You may remember the transphobic “Not in My Shower” campaign in Maryland, which aimed to repeal a measure that allowed transgender individuals to use whichever bathroom they were most comfortable with, by connecting transgender people to perversion, pedophilia, and other sexual violence. The campaign failed in court, and the equal protection law stayed in tact. But that’s not preventing other bigots from trying similar tactics in Gainesville, Florida in attempt to defeat a similar ordinance.
The ad is below:

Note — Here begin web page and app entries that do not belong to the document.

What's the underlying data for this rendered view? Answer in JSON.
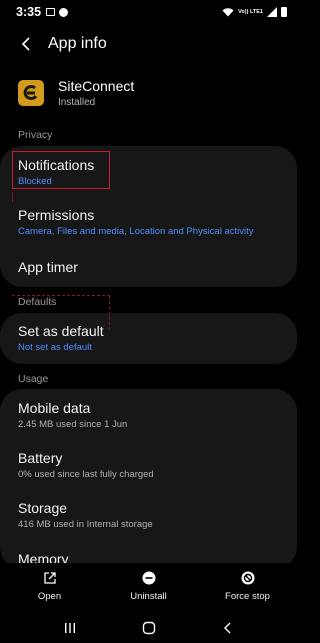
{
  "status_bar": {
    "time": "3:35",
    "network": "Vo)) LTE1"
  },
  "header": {
    "title": "App info"
  },
  "app": {
    "name": "SiteConnect",
    "status": "Installed"
  },
  "sections": {
    "privacy": "Privacy",
    "defaults": "Defaults",
    "usage": "Usage"
  },
  "rows": {
    "notifications": {
      "title": "Notifications",
      "subtitle": "Blocked"
    },
    "permissions": {
      "title": "Permissions",
      "subtitle": "Camera, Files and media, Location and Physical activity"
    },
    "app_timer": {
      "title": "App timer"
    },
    "set_as_default": {
      "title": "Set as default",
      "subtitle": "Not set as default"
    },
    "mobile_data": {
      "title": "Mobile data",
      "subtitle": "2.45 MB used since 1 Jun"
    },
    "battery": {
      "title": "Battery",
      "subtitle": "0% used since last fully charged"
    },
    "storage": {
      "title": "Storage",
      "subtitle": "416 MB used in Internal storage"
    },
    "memory": {
      "title": "Memory"
    }
  },
  "actions": {
    "open": "Open",
    "uninstall": "Uninstall",
    "force_stop": "Force stop"
  },
  "colors": {
    "accent_blue": "#4e8dff",
    "card": "#171717",
    "app_icon": "#d49a1c"
  },
  "icons": [
    "back-arrow-icon",
    "open-icon",
    "uninstall-icon",
    "force-stop-icon",
    "recents-icon",
    "home-icon",
    "nav-back-icon"
  ]
}
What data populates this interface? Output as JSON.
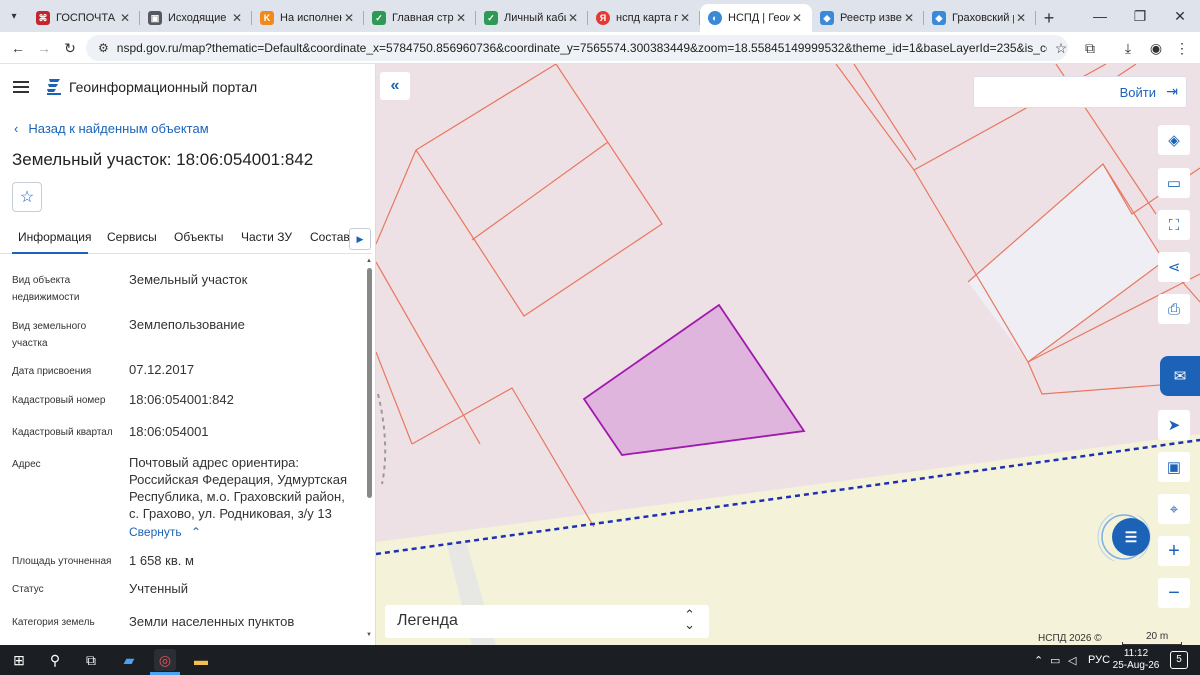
{
  "browser": {
    "tabs": [
      {
        "label": "ГОСПОЧТА",
        "icon_color": "#c1272d",
        "icon": "gosmail-icon"
      },
      {
        "label": "Исходящие",
        "icon_color": "#555a63",
        "icon": "outbox-icon"
      },
      {
        "label": "На исполнени",
        "icon_color": "#f08a1c",
        "icon": "task-icon"
      },
      {
        "label": "Главная стран",
        "icon_color": "#2f9a57",
        "icon": "home-site-icon"
      },
      {
        "label": "Личный кабин",
        "icon_color": "#2f9a57",
        "icon": "cabinet-icon"
      },
      {
        "label": "нспд карта пу",
        "icon_color": "#e53935",
        "icon": "yandex-icon"
      },
      {
        "label": "НСПД | Геоин",
        "icon_color": "#3b8ad9",
        "icon": "nspd-icon",
        "active": true
      },
      {
        "label": "Реестр извещ",
        "icon_color": "#3b8ad9",
        "icon": "registry-icon"
      },
      {
        "label": "Граховский р",
        "icon_color": "#3b8ad9",
        "icon": "district-icon"
      }
    ],
    "url": "nspd.gov.ru/map?thematic=Default&coordinate_x=5784750.856960736&coordinate_y=7565574.300383449&zoom=18.55845149999532&theme_id=1&baseLayerId=235&is_copy_url=true&active_..."
  },
  "panel": {
    "portal_title": "Геоинформационный портал",
    "back_label": "Назад к найденным объектам",
    "object_title": "Земельный участок: 18:06:054001:842",
    "tabs": [
      "Информация",
      "Сервисы",
      "Объекты",
      "Части ЗУ",
      "Состав"
    ],
    "fields": [
      {
        "label": "Вид объекта недвижимости",
        "value": "Земельный участок"
      },
      {
        "label": "Вид земельного участка",
        "value": "Землепользование"
      },
      {
        "label": "Дата присвоения",
        "value": "07.12.2017"
      },
      {
        "label": "Кадастровый номер",
        "value": "18:06:054001:842"
      },
      {
        "label": "Кадастровый квартал",
        "value": "18:06:054001"
      },
      {
        "label": "Адрес",
        "value": "Почтовый адрес ориентира: Российская Федерация, Удмуртская Республика, м.о. Граховский район, с. Грахово, ул. Родниковая, з/у 13"
      },
      {
        "label": "Площадь уточненная",
        "value": "1 658 кв. м"
      },
      {
        "label": "Статус",
        "value": "Учтенный"
      },
      {
        "label": "Категория земель",
        "value": "Земли населенных пунктов"
      }
    ],
    "collapse_label": "Свернуть"
  },
  "map": {
    "login_label": "Войти",
    "legend_label": "Легенда",
    "copyright": "НСПД 2026 ©",
    "scale_label": "20 m",
    "colors": {
      "parcel_fill": "#eee1e6",
      "parcel_line": "#e8775f",
      "selected_fill": "#dfb5dd",
      "selected_line": "#a01aad",
      "boundary": "#1f2fb5",
      "field": "#f4f2d8",
      "accent": "#1c63b8"
    },
    "tools": [
      "layers-icon",
      "ruler-icon",
      "select-area-icon",
      "share-icon",
      "print-icon",
      "locate-icon",
      "minimap-icon",
      "geo-search-icon",
      "zoom-in-icon",
      "zoom-out-icon"
    ]
  },
  "taskbar": {
    "lang": "РУС",
    "time": "11:12",
    "date": "25-Aug-26",
    "notifications": "5"
  }
}
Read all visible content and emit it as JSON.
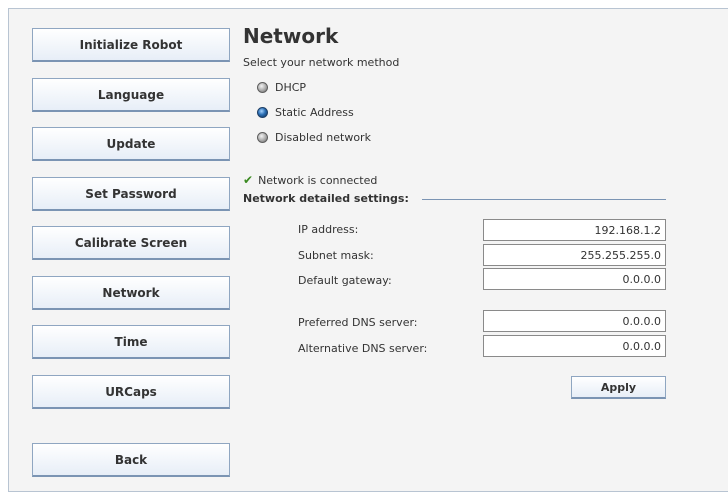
{
  "sidebar": {
    "items": [
      {
        "label": "Initialize Robot"
      },
      {
        "label": "Language"
      },
      {
        "label": "Update"
      },
      {
        "label": "Set Password"
      },
      {
        "label": "Calibrate Screen"
      },
      {
        "label": "Network"
      },
      {
        "label": "Time"
      },
      {
        "label": "URCaps"
      }
    ],
    "back_label": "Back"
  },
  "main": {
    "title": "Network",
    "subtitle": "Select your network method",
    "methods": [
      {
        "label": "DHCP",
        "selected": false
      },
      {
        "label": "Static Address",
        "selected": true
      },
      {
        "label": "Disabled network",
        "selected": false
      }
    ],
    "status_text": "Network is connected",
    "section_title": "Network detailed settings:",
    "fields": {
      "ip_address": {
        "label": "IP address:",
        "value": "192.168.1.2"
      },
      "subnet_mask": {
        "label": "Subnet mask:",
        "value": "255.255.255.0"
      },
      "default_gateway": {
        "label": "Default gateway:",
        "value": "0.0.0.0"
      },
      "preferred_dns": {
        "label": "Preferred DNS server:",
        "value": "0.0.0.0"
      },
      "alternative_dns": {
        "label": "Alternative DNS server:",
        "value": "0.0.0.0"
      }
    },
    "apply_label": "Apply"
  },
  "icons": {
    "status": "check-icon",
    "radio_selected": "radio-selected-icon",
    "radio_unselected": "radio-unselected-icon"
  },
  "colors": {
    "button_border": "#8fa6c1",
    "radio_selected": "#2b6fb5",
    "check": "#3a8a20"
  }
}
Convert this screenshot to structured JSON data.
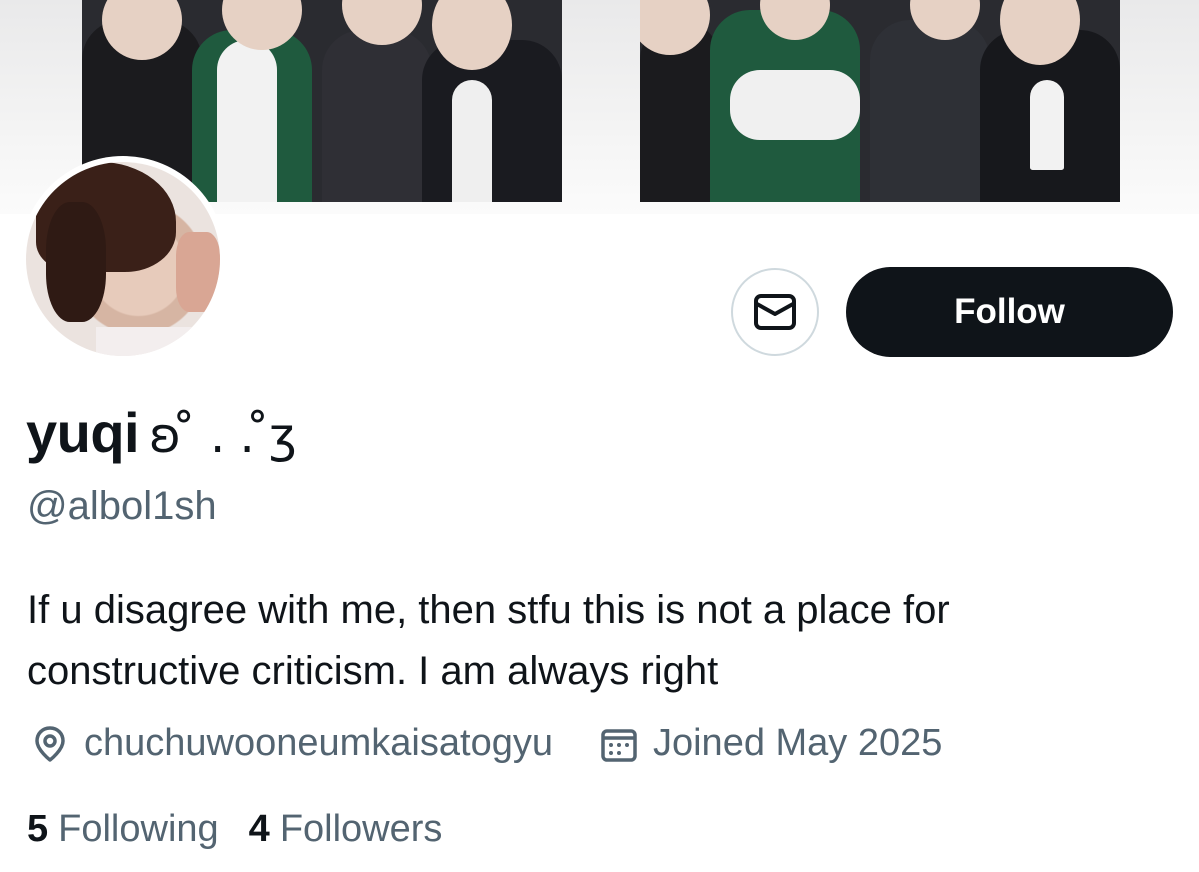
{
  "profile": {
    "display_name": "yuqi",
    "name_kaomoji": "ʚ ̊ . . ̊ʒ",
    "handle": "@albol1sh",
    "bio": "If u disagree with me, then stfu this is not a place for constructive criticism. I am always right",
    "location": "chuchuwooneumkaisatogyu",
    "joined": "Joined May 2025"
  },
  "actions": {
    "follow_label": "Follow",
    "message_icon": "envelope-icon"
  },
  "stats": {
    "following_count": "5",
    "following_label": "Following",
    "followers_count": "4",
    "followers_label": "Followers"
  },
  "icons": {
    "location": "location-pin-icon",
    "joined": "calendar-icon"
  },
  "colors": {
    "text_primary": "#0f1419",
    "text_secondary": "#536471",
    "follow_button_bg": "#0f1419",
    "follow_button_text": "#ffffff",
    "border": "#cfd9de"
  }
}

The advertisement is sneaky in that it shows a man who is presumably cisgender. But as Renee skillfully points out in her excellent post, the ad still brims with transphobia. First of all, it’s deliberately misleading, as the new law says nothing about those who identify as men being able to use women’s restrooms. Secondly, it conflates men and transwomen, which is transphobia at its most classic (“transwomen are really men”).
And thirdly, it draws a direct line from an ordinance intended to protect transgender individuals from experiencing violence or arrest simply for taking a piss, with pedophilia and attacks on helpless children. It takes the focus away from the violence, both physical and institutional, that our society enacts on transgender individuals every day and puts the focus on violence that the average person with cis-privilege and bias feels far more sympathetically towards. And it heavily suggests that if it’s not transgender people directly committing this supposedly more appalling violence (and it rarely is), by demanding things like silly old rights they’re still responsible for it.
The New York Times notes that, as any logical person would assume, police have not reported a single problem in public restrooms stemming from the law since it passed a year ago. Unsurprisingly, the advertisement suggests the exact opposite. And while I’d love to believe that the “Not in My Shower” campaign’s failure bodes poorly for this effort, too, the success of Prop 8 based on supporters harping on false threats to children makes me wary of getting too hopeful. Especially since the Gainesville ordinance is going to a referendum, not the courts.
The referrendum is on Mach 24. Check out the Equality is Gainesville’s Business blog for more information and to make a donation to fight the ballot initiative.